The Global Organization for Agricultural Robotics (GOFAR) was first organized in 2016 as a show to promote and develop the agricultural robotics sector at the international level.
Now each year, dozens of robotics companies come out to show their latest creations to over 3,000 farmers, ag experts, and forward thinkers on farm production.
Agricultural robots today are available for most types of common farm chores, from milking cows to seeding, watering, and weeding plants.
Ag-Bee offers drones that can apply pesticides and fertilizer over large areas.
Farm(X) can turn existing tractors into autonomous vehicles, making them capable of driverless cultivation of crops even in areas without GPS access.
Between the pandemic and the restrictions on migrant workers entering the US, farmers over the last several years have not been able to find enough help to work their farms.
Many cite this issue as the top issue facing farming currently, which makes events like GOFAR extremely popular.
The market for agricultural robots is estimated to have reached $13 billion in 2023 and is expected to continue to grow by at least 20% per year.
But it isn’t just replacement workers that the technology offers, in some cases, it significantly improves to work the farmers do.

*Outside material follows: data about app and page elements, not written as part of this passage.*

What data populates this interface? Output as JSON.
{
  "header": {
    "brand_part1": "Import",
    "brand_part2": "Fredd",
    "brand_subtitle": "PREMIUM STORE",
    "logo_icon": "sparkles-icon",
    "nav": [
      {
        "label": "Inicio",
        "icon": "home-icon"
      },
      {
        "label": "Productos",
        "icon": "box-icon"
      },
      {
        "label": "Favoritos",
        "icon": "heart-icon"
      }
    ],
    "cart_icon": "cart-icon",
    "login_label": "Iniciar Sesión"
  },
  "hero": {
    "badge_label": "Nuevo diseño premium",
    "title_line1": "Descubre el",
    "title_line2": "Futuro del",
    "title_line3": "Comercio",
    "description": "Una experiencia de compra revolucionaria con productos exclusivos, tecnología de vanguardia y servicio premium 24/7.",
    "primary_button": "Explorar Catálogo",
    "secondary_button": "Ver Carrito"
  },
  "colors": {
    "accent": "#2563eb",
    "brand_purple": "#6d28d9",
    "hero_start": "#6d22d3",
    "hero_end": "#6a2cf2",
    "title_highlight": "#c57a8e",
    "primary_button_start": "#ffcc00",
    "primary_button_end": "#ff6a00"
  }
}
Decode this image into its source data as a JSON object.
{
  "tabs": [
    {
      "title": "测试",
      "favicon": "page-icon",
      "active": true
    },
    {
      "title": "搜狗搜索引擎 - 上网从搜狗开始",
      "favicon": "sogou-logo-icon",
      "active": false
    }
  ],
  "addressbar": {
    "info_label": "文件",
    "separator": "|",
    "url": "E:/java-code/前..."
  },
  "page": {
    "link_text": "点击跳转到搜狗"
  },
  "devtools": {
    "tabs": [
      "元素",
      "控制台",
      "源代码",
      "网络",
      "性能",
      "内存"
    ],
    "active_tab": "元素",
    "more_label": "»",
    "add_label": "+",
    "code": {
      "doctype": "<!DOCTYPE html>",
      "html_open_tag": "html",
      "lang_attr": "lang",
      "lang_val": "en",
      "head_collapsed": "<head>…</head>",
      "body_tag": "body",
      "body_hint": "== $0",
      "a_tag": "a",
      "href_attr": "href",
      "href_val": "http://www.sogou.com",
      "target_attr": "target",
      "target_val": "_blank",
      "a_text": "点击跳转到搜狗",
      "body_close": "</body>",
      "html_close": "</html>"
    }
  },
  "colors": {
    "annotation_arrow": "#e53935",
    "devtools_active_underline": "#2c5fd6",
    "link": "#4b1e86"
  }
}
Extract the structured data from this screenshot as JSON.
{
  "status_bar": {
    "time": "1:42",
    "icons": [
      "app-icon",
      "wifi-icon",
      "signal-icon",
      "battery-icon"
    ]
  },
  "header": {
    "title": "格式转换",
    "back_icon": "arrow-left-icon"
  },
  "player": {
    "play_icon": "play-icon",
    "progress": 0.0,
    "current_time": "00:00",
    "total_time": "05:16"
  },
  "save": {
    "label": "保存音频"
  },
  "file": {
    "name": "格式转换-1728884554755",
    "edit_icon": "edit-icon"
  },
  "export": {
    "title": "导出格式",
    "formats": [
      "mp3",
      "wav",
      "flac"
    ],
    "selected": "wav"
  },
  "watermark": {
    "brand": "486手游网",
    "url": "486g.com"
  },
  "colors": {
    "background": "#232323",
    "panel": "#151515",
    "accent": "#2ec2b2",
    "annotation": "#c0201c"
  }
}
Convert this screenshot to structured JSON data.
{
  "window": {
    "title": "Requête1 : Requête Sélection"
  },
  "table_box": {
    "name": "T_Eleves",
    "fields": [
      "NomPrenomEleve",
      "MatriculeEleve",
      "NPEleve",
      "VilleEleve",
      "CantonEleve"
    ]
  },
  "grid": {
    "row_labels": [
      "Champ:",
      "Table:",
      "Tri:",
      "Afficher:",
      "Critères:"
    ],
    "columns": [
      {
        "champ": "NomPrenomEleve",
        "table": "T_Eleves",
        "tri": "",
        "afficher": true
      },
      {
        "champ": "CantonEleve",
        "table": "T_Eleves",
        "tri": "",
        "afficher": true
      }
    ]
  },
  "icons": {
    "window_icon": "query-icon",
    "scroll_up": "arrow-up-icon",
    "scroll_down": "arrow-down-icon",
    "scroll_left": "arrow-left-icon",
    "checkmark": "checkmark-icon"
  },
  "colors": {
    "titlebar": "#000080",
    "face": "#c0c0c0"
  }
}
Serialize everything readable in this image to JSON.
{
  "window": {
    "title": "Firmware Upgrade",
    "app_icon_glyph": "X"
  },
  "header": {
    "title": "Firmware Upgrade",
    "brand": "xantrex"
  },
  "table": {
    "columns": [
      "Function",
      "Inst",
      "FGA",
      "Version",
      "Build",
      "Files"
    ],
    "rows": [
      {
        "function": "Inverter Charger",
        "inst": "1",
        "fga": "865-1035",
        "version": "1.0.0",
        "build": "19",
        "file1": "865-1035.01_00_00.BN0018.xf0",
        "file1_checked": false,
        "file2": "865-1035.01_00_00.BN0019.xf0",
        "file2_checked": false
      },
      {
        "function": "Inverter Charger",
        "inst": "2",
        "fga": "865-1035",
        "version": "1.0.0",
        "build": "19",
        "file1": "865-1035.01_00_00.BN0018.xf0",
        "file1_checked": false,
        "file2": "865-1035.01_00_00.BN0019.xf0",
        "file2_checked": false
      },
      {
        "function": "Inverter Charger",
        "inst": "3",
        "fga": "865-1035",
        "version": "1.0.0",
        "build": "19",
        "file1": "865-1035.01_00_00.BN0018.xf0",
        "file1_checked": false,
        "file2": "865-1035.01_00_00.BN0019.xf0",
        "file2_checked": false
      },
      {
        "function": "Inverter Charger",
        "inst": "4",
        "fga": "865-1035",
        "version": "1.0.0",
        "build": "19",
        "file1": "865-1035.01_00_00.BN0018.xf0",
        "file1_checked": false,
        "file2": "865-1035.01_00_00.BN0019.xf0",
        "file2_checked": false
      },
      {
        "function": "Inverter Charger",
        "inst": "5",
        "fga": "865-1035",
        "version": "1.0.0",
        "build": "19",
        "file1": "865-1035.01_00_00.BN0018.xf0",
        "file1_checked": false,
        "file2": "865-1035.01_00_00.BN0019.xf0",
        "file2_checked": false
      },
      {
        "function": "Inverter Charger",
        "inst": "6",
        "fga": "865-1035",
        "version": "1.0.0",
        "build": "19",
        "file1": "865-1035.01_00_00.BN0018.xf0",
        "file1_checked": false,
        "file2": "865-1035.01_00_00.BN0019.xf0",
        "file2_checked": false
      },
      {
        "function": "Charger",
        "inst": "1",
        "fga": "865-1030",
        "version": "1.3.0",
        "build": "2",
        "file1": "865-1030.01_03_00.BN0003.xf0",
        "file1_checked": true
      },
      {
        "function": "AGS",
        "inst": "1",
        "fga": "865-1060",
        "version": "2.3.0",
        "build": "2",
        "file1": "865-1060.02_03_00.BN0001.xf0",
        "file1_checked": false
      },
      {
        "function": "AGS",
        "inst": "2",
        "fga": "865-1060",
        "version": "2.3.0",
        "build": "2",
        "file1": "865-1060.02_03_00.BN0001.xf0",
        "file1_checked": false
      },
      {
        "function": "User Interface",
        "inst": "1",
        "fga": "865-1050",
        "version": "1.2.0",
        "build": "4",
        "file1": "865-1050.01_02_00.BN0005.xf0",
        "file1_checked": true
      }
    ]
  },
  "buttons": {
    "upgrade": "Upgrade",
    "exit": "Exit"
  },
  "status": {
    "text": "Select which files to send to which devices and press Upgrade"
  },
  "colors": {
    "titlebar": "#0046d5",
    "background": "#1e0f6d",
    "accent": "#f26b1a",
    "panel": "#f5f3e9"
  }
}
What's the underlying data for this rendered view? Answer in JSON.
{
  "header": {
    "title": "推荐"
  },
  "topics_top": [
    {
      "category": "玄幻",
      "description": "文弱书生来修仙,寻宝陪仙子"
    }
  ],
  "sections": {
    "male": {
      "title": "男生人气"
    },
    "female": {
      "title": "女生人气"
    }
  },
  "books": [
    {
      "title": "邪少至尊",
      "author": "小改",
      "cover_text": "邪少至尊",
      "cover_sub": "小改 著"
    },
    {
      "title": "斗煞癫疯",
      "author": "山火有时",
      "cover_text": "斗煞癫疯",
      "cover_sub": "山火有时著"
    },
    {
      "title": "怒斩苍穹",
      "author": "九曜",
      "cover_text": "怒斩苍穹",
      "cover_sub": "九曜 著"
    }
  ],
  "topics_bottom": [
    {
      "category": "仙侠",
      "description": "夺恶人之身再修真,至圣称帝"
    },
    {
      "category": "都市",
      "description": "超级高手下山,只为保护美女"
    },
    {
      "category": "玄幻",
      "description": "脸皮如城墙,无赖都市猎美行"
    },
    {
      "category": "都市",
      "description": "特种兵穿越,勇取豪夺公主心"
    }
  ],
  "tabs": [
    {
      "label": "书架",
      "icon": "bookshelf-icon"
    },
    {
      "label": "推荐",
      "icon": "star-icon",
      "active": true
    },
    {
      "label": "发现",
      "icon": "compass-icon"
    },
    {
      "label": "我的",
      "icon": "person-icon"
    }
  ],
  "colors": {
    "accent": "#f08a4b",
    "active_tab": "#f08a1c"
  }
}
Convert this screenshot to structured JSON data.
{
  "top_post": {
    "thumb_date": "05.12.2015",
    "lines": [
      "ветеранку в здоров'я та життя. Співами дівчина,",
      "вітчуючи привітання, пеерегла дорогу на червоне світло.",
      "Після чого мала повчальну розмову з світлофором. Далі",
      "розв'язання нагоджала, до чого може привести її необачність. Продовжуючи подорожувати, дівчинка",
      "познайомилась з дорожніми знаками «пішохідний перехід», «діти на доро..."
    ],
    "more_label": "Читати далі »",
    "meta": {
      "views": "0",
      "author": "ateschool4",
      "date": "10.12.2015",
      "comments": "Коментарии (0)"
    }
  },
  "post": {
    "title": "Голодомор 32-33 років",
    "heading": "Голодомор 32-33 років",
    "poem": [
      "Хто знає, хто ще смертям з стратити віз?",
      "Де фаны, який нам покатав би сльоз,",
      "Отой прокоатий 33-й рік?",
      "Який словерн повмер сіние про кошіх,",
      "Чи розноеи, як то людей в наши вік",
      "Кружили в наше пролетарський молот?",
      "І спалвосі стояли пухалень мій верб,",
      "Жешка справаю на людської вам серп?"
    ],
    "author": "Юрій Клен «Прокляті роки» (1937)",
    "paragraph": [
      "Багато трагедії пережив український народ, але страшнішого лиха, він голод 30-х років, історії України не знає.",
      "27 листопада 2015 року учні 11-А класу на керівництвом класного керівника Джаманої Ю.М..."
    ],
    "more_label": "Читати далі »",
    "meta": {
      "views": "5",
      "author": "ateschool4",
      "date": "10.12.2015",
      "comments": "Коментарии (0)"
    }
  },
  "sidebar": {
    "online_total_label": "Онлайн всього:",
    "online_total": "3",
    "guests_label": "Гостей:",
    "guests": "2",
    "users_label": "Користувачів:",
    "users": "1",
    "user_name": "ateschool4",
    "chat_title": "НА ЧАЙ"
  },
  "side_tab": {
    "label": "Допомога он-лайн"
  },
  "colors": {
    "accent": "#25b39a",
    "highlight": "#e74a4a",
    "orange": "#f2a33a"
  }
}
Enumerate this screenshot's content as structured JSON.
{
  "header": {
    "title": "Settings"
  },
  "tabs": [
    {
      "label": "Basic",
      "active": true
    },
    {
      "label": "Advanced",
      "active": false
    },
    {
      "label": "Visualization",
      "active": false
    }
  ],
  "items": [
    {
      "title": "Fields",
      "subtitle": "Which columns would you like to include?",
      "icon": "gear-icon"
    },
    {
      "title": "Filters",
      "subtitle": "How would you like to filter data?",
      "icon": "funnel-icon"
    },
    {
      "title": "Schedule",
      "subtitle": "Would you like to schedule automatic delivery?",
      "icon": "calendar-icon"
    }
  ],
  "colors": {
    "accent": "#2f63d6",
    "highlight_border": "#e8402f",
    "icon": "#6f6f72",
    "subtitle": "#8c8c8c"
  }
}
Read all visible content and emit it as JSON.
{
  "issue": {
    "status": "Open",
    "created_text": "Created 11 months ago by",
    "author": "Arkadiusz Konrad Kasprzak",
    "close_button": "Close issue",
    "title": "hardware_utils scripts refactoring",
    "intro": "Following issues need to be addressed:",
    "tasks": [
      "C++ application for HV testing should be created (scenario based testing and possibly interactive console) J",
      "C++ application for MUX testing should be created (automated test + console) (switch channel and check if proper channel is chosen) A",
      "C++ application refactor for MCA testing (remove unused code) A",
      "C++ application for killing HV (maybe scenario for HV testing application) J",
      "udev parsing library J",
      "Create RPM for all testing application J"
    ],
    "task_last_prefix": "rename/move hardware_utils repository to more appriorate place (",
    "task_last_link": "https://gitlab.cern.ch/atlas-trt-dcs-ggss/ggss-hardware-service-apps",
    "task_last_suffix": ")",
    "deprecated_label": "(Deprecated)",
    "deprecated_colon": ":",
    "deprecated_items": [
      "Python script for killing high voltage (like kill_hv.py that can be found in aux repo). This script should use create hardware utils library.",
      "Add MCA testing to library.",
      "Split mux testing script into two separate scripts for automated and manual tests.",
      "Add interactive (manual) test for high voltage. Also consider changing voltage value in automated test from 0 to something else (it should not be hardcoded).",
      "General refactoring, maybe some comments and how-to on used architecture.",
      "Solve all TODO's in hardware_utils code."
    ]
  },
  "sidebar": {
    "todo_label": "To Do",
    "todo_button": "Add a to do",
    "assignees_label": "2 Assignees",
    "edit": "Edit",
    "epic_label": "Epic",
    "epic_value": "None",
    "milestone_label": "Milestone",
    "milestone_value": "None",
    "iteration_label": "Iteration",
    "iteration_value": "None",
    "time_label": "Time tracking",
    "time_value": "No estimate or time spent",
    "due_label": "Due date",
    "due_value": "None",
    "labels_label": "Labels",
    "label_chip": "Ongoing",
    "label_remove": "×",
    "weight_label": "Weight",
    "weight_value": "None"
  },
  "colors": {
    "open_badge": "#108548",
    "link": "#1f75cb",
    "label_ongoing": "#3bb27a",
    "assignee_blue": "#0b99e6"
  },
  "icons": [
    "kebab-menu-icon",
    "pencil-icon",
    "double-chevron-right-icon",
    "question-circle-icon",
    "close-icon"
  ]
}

AI is being used to spot trends, and recognize pests, and blights long before their human counterparts can.
Verdant Robotics has built rovers for Mars, and autonomous cars, and is now focused squarely on farming, offering a robotics system that can examine each plant as a tractor drives over it, delivering an exact dose of what it most needs to grow.
This level of precision is opening the eyes of many farmers who see this as a way to work smarter, not harder.